Baltimore’s defense forced a punt on the initial 49ers series and immediately took advantage of field position. Joe Flacco, who was 22 of 33 for 287 yards and three touchdowns in the game, put Baltimore up 7-o less than five minutes into the game with a beautifully placed pass to receiver Anquan Boldin in the end zone.
San Francisco appeared to be on its way to tying the game and on second down in the red zone, the 49ers had what they wanted. But Kaepernick’s pass was too high for Michael Crabtree, who tipped the pass away from Randy Moss in the end zone. The 49ers instead settled for a David Akers 36-yard field goal and pulled within 7-3 with 3:58 to go in the first quarter.
The Ravens forced the first turnover of the game, knocking the ball out of the hands of San Francisco’s LaMichael James at Baltimore’s 25. Ten plays later, Flacco tossed his second touchdown of the game, hitting tight end Dennis Pitta for a 1-yard score and a 14-3 lead with 7:10 to go in the first half.

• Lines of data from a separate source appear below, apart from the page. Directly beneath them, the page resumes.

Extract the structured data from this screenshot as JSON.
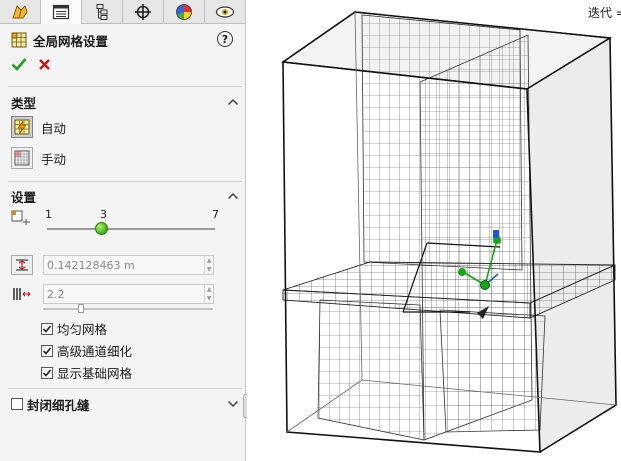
{
  "tabs": [
    {
      "name": "feature-tree-tab",
      "icon": "feature-tree-icon"
    },
    {
      "name": "property-manager-tab",
      "icon": "property-manager-icon"
    },
    {
      "name": "configuration-manager-tab",
      "icon": "configuration-manager-icon"
    },
    {
      "name": "origin-tab",
      "icon": "crosshair-icon"
    },
    {
      "name": "appearance-tab",
      "icon": "appearance-pie-icon"
    },
    {
      "name": "display-tab",
      "icon": "display-manager-icon"
    }
  ],
  "panel": {
    "title": "全局网格设置",
    "help": "?"
  },
  "type_section": {
    "title": "类型",
    "auto_label": "自动",
    "manual_label": "手动",
    "selected": "auto"
  },
  "settings_section": {
    "title": "设置",
    "slider": {
      "min": "1",
      "value": "3",
      "max": "7",
      "level_fraction": 0.333
    },
    "min_gap_value": "0.142128463 m",
    "ratio_value": "2.2",
    "ratio_level_fraction": 0.2
  },
  "checkboxes": [
    {
      "label": "均匀网格",
      "checked": true
    },
    {
      "label": "高级通道细化",
      "checked": true
    },
    {
      "label": "显示基础网格",
      "checked": true
    }
  ],
  "closed_gaps_section": {
    "title": "封闭细孔缝",
    "checked": false
  },
  "viewport": {
    "iteration_text": "迭代 ="
  },
  "colors": {
    "ok_green": "#1f9e1f",
    "cancel_red": "#c0141c",
    "triad_green": "#1aa31a",
    "triad_blue": "#2255cc"
  }
}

Then, on San Francisco’s next play, Kaepernick overthrew his intended receiver and into the hand of Baltimore’s Ed Reed. But the 49ers forced a 32-yard field goal attempt. Well, what was supposed to be one. Instead, kicker Justin Tucker took the direct snap and sprinted around left end only to be stopped six yards shy of the first down.
It didn’t matter. After forcing a punt, Flacco tossed his third touchdown of the game on a third-and-10, hitting receiver Jacoby Jones for a 56-yard score. Jones actually was underthrown after getting behind the San Francisco defense. He caught the ball stumbling to the ground, got up, spun away from a defender and got into the end zone for a 21-3 lead.
Akers’ second field goal of the game cut the 49ers’ deficit to 21-6 at halftime.
And then Jones sent the Ravens’ sideline into delirium, racing 109-yard kickoff return to open the second half, giving Baltimore a 28-6 lead.
Then the blackout occurred and, as the electricity came on, so, too, did San Francisco.
The 49ers came up with a defensive stop and then marched 80 yards in seven plays, cutting into the deficit to 28-13 when Michael Crabtree caught a 31-yard touchdown pass from Kaepernick.
Another defensive stop was followed by a 32-yard Ted Ginn Jr. punt return and the 49ers were suddenly within striking distance after Frank Gore’s 6-yard touchdown run. Suddenly, the 49ers were down only 28-20.
Ray Rice’s third fumble of the postseason gave San Francisco the ball back in Baltimore territory. Akers hit a 34-yard field goal and with 3:10 to go in the third quarter, the 49ers were down 28-23.
Baltimore stemmed the momentum, using a 71-yard, 5 minute, 16 second drive to push its lead back to eight at 31-23 with 12:54 to go in the game.
Kaepernick then put San Francisco in position to tie the game with a 15-yard touchdown run, but Reed came untouched off the edge on the 2-point conversion forcing the quarterback to throw early and incomplete. Instead of being tied, Baltimore still led 31-29.
Tucker’s 38-yard field goal pushed Baltimore’s lead to 34-29 with a little more than four minutes to play.